What is the origin of the myth?
“Of all classical Greek philosophers, the one who has had the greatest influence on traditional views of Hell is Plato.”—Histoire des enfers (The History of Hell), by Georges Minois, page 50.
“From the middle of the 2nd century AD Christians who had some training in Greek philosophy began to feel the need to express their faith in its terms . . . The philosophy that suited them best was Platonism [the teachings of Plato].”—The New Encyclopædia Britannica (1988), Volume 25, page 890.
“The teaching of the Church affirms the existence of hell and its eternity. Immediately after death the souls of those who die in a state of mortal sin descend into hell, where they suffer the punishments of hell, ‘eternal fire.’ The chief punishment of hell is eternal separation from God.”—Catechism of the Catholic Church, 1994 edition, page 270.
What does the Bible say?
“For the living know that they will die, but the dead know nothing, . . . for there is no work or thought or knowledge or wisdom in Sheol, to which you are going.”—Ecclesiastes 9:5, 10, Revised Standard Version.
The Hebrew word Sheol, which referred to the “abode of the dead,” is translated “hell” in some versions of the Bible. What does this passage reveal about the condition of the dead? Do they suffer in Sheol in order to atone for their errors? No, for they “know nothing.” That is why the patriarch Job, when suffering terribly because of a severe illness, begged God: “Protect me in hell [Hebrew, Sheol].” (Job 14:13; Douay-Rheims Version) What meaning would his request have had if Sheol was a place of eternal torment? Hell, in the Biblical sense, is simply the common grave of mankind, where all activity has ceased.

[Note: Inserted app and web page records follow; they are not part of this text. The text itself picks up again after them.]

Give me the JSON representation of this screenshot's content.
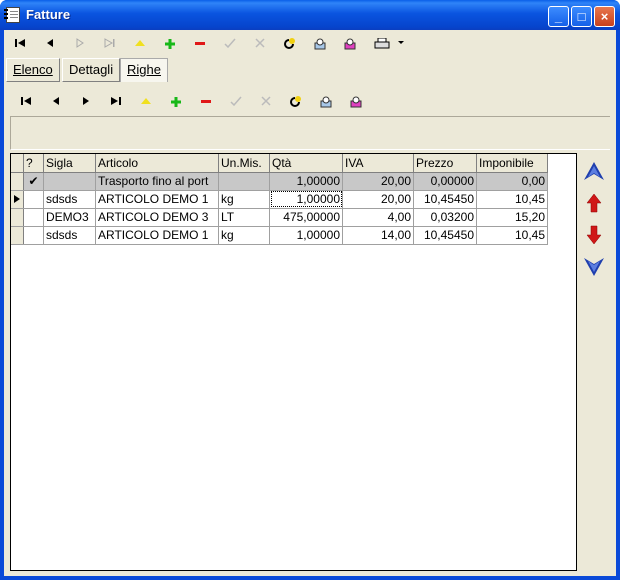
{
  "window": {
    "title": "Fatture",
    "controls": {
      "minimize": "_",
      "maximize": "□",
      "close": "×"
    }
  },
  "toolbar_main": {
    "items": [
      {
        "name": "first-record-icon"
      },
      {
        "name": "prior-record-icon"
      },
      {
        "name": "next-record-icon"
      },
      {
        "name": "last-record-icon"
      },
      {
        "name": "edit-icon"
      },
      {
        "name": "add-icon"
      },
      {
        "name": "delete-icon"
      },
      {
        "name": "post-icon"
      },
      {
        "name": "cancel-icon"
      },
      {
        "name": "refresh-icon"
      },
      {
        "name": "search-icon"
      },
      {
        "name": "filter-icon"
      },
      {
        "name": "print-icon"
      },
      {
        "name": "dropdown-arrow-icon"
      }
    ]
  },
  "tabs": [
    {
      "label": "Elenco",
      "active": false
    },
    {
      "label": "Dettagli",
      "active": false
    },
    {
      "label": "Righe",
      "active": true
    }
  ],
  "grid": {
    "columns": [
      "?",
      "Sigla",
      "Articolo",
      "Un.Mis.",
      "Qtà",
      "IVA",
      "Prezzo",
      "Imponibile"
    ],
    "rows": [
      {
        "check": "✔",
        "sigla": "",
        "articolo": "Trasporto fino al port",
        "um": "",
        "qta": "1,00000",
        "iva": "20,00",
        "prezzo": "0,00000",
        "imponibile": "0,00"
      },
      {
        "check": "",
        "sigla": "sdsds",
        "articolo": "ARTICOLO DEMO 1",
        "um": "kg",
        "qta": "1,00000",
        "iva": "20,00",
        "prezzo": "10,45450",
        "imponibile": "10,45"
      },
      {
        "check": "",
        "sigla": "DEMO3",
        "articolo": "ARTICOLO DEMO 3",
        "um": "LT",
        "qta": "475,00000",
        "iva": "4,00",
        "prezzo": "0,03200",
        "imponibile": "15,20"
      },
      {
        "check": "",
        "sigla": "sdsds",
        "articolo": "ARTICOLO DEMO 1",
        "um": "kg",
        "qta": "1,00000",
        "iva": "14,00",
        "prezzo": "10,45450",
        "imponibile": "10,45"
      }
    ]
  },
  "colors": {
    "titlebar": "#0a54e0",
    "face": "#ece9d8",
    "selected_row": "#c8c8c8",
    "arrow_blue": "#1f3fae",
    "arrow_red": "#d01818"
  }
}
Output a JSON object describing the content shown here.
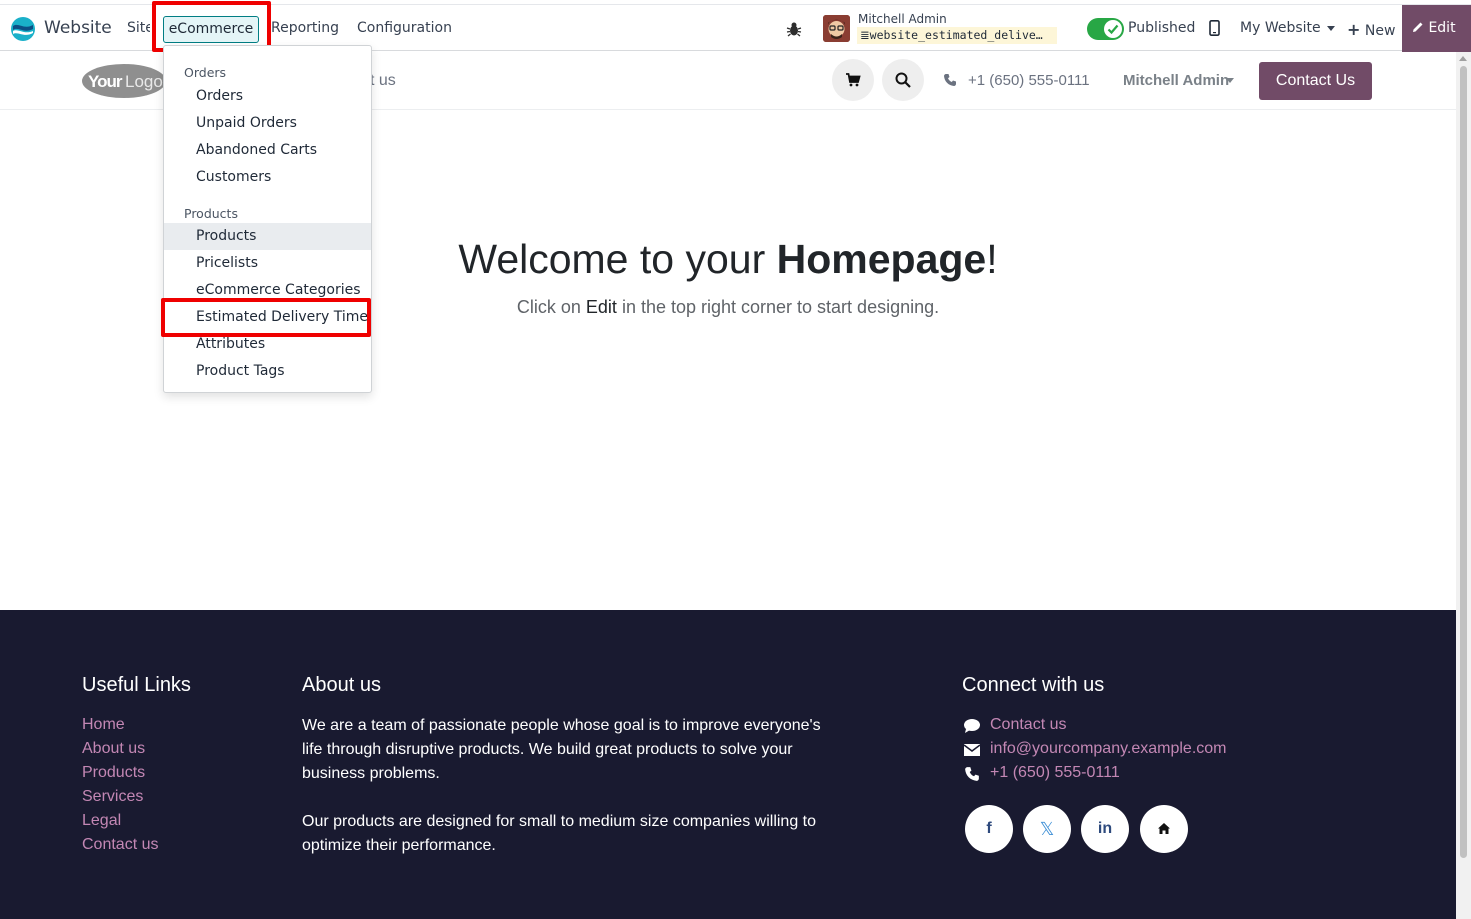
{
  "topbar": {
    "app_name": "Website",
    "menus": {
      "site": "Site",
      "ecommerce": "eCommerce",
      "reporting": "Reporting",
      "configuration": "Configuration"
    },
    "user_name": "Mitchell Admin",
    "db_name": "website_estimated_delive…",
    "published_label": "Published",
    "my_website_label": "My Website",
    "new_label": "New",
    "edit_label": "Edit",
    "accent_color": "#714b67",
    "published": true
  },
  "dropdown": {
    "orders_header": "Orders",
    "orders_items": [
      "Orders",
      "Unpaid Orders",
      "Abandoned Carts",
      "Customers"
    ],
    "products_header": "Products",
    "products_items": [
      "Products",
      "Pricelists",
      "eCommerce Categories",
      "Estimated Delivery Time",
      "Attributes",
      "Product Tags"
    ],
    "highlighted_item": "Estimated Delivery Time"
  },
  "site_header": {
    "logo_text": "YourLogo",
    "nav_fragment": "t us",
    "phone": "+1 (650) 555-0111",
    "user": "Mitchell Admin",
    "contact_btn": "Contact Us"
  },
  "hero": {
    "title_pre": "Welcome to your ",
    "title_bold": "Homepage",
    "title_post": "!",
    "sub_pre": "Click on ",
    "sub_bold": "Edit",
    "sub_post": " in the top right corner to start designing."
  },
  "footer": {
    "useful_links_title": "Useful Links",
    "useful_links": [
      "Home",
      "About us",
      "Products",
      "Services",
      "Legal",
      "Contact us"
    ],
    "about_title": "About us",
    "about_p1": "We are a team of passionate people whose goal is to improve everyone's life through disruptive products. We build great products to solve your business problems.",
    "about_p2": "Our products are designed for small to medium size companies willing to optimize their performance.",
    "connect_title": "Connect with us",
    "contact_link": "Contact us",
    "email": "info@yourcompany.example.com",
    "phone": "+1 (650) 555-0111",
    "social_icons": [
      "facebook-icon",
      "x-twitter-icon",
      "linkedin-icon",
      "home-icon"
    ]
  }
}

Is not this definition of hell more logical and in harmony with Scripture? What crime, however horrible, could cause a God of love to torture a person endlessly? (1 John 4:8) But if hellfire is a myth, what about heaven?
God does not punish people in hell